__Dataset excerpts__
========================================

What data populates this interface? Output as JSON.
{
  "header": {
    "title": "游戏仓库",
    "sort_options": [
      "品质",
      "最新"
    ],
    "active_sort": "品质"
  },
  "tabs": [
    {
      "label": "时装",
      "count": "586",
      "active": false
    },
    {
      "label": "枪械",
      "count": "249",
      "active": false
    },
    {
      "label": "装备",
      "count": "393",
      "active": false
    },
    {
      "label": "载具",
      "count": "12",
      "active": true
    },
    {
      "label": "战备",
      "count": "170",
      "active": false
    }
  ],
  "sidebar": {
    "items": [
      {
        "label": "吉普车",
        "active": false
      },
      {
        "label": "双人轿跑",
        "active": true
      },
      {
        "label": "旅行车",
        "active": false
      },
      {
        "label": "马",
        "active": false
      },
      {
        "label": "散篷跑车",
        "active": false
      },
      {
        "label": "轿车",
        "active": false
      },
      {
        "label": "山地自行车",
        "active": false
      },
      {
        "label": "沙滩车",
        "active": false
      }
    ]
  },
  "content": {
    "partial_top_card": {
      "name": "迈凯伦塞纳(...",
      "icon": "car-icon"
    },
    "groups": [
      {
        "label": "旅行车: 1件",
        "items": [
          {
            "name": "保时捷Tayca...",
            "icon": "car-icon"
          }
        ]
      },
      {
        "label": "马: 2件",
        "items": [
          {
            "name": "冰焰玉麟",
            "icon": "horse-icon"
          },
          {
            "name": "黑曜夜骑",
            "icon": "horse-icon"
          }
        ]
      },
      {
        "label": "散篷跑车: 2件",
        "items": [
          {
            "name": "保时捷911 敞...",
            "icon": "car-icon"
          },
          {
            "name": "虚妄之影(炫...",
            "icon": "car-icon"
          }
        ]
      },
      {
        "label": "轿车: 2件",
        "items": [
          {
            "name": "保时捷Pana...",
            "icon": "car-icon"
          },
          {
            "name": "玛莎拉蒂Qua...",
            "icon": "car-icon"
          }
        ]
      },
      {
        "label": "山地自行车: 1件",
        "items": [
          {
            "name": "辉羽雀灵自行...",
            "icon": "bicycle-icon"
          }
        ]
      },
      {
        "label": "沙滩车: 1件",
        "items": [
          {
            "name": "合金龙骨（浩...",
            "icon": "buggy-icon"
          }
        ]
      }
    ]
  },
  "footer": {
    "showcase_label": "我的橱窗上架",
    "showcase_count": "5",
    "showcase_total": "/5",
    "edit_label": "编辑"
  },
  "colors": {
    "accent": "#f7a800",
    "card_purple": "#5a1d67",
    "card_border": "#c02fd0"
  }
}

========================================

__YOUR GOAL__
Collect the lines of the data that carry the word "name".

__ANSWER BOX__
      "name": "迈凯伦塞纳(...",
            "name": "保时捷Tayca...",
            "name": "冰焰玉麟",
            "name": "黑曜夜骑",
            "name": "保时捷911 敞...",
            "name": "虚妄之影(炫...",
            "name": "保时捷Pana...",
            "name": "玛莎拉蒂Qua...",
            "name": "辉羽雀灵自行...",
            "name": "合金龙骨（浩...",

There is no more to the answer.